Guess what? God too has a team, and it is going to win the Super Bowl, and you are on that team to fulfill a specific purpose. He has chosen you, drafted you, for a certain task. You are a first-round draft pick. If you listen to Him, and go to training camp, and work out with the team, and attend practice, you might even be in the starting line up.
Do you know why you are on His team? Do you know what special abilities and talents you have which make you special? When you discover and use them, life will become significant and meaningful. This is the task you were chosen for. This is the role you were meant to fulfill.
Jesus is our team captain. He was chosen to be the team captain before the foundation of the world. But all who are in Jesus Christ by faith in Him, were also chosen to play on God’s team, and this choice also happened before the foundation of the world.
This means that if you are a believer in Jesus for eternal life, you too were chosen in Jesus before the foundation of the world. You too were chosen first. This means that you are the star player on the team. You are the one with the special skills and abilities. You are the one who will help us win the game. The rest of Ephesians explains how you will do this.
The rest of Ephesians explains what your roles are, and what tools God has given you to perform these tasks. Please join us so you can know what God has given you and what he want you to do.

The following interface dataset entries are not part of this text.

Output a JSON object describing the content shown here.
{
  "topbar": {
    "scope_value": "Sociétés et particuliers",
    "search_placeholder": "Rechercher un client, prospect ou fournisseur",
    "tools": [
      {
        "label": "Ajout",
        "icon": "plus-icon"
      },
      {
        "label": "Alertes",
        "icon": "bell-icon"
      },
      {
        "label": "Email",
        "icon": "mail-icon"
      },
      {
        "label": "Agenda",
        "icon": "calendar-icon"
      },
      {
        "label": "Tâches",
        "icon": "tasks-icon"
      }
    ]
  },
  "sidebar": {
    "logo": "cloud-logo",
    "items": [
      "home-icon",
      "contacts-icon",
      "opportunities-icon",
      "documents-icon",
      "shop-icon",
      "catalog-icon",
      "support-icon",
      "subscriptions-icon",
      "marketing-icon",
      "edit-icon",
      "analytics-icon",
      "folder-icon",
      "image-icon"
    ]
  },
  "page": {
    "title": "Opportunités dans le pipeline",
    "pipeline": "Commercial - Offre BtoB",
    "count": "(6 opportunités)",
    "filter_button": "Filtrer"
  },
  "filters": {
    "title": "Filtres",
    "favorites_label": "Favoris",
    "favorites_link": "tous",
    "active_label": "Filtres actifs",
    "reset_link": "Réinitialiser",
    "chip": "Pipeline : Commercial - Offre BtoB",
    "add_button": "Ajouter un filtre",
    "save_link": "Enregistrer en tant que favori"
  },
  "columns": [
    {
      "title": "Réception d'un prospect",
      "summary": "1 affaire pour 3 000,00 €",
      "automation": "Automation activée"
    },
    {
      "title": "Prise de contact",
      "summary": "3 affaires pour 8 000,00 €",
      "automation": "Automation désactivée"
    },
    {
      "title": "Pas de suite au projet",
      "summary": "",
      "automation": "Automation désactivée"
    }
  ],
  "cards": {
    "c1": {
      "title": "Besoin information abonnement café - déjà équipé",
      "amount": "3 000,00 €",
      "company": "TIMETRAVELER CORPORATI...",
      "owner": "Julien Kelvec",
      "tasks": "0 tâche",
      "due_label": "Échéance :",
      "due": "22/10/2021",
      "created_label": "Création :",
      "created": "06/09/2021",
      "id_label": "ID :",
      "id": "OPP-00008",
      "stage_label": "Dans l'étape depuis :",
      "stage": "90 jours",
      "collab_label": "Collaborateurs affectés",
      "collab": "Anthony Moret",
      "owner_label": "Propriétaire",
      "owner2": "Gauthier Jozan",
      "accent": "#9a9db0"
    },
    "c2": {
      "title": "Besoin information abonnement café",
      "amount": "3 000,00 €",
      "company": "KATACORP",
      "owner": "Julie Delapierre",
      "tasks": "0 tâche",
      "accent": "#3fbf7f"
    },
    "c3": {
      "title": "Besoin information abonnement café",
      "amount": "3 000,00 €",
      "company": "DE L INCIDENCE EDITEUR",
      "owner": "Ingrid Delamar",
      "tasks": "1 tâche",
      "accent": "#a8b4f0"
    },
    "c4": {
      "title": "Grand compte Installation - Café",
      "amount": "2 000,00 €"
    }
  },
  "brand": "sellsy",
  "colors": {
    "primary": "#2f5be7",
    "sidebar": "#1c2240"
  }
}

 For more reading on this subject try: The Other Side of Calvinism by Laurence Vance, Beyond Calvinism and Arminianism by C. Gordon Olson, The Dark Side of Calvinism by George Bryson, Calvinistic Paths Retraced by Samuel Fisk, Election and Predestination by Samuel Fisk, and God’s Strategy in Human History by Paul Marston and Roger Forster.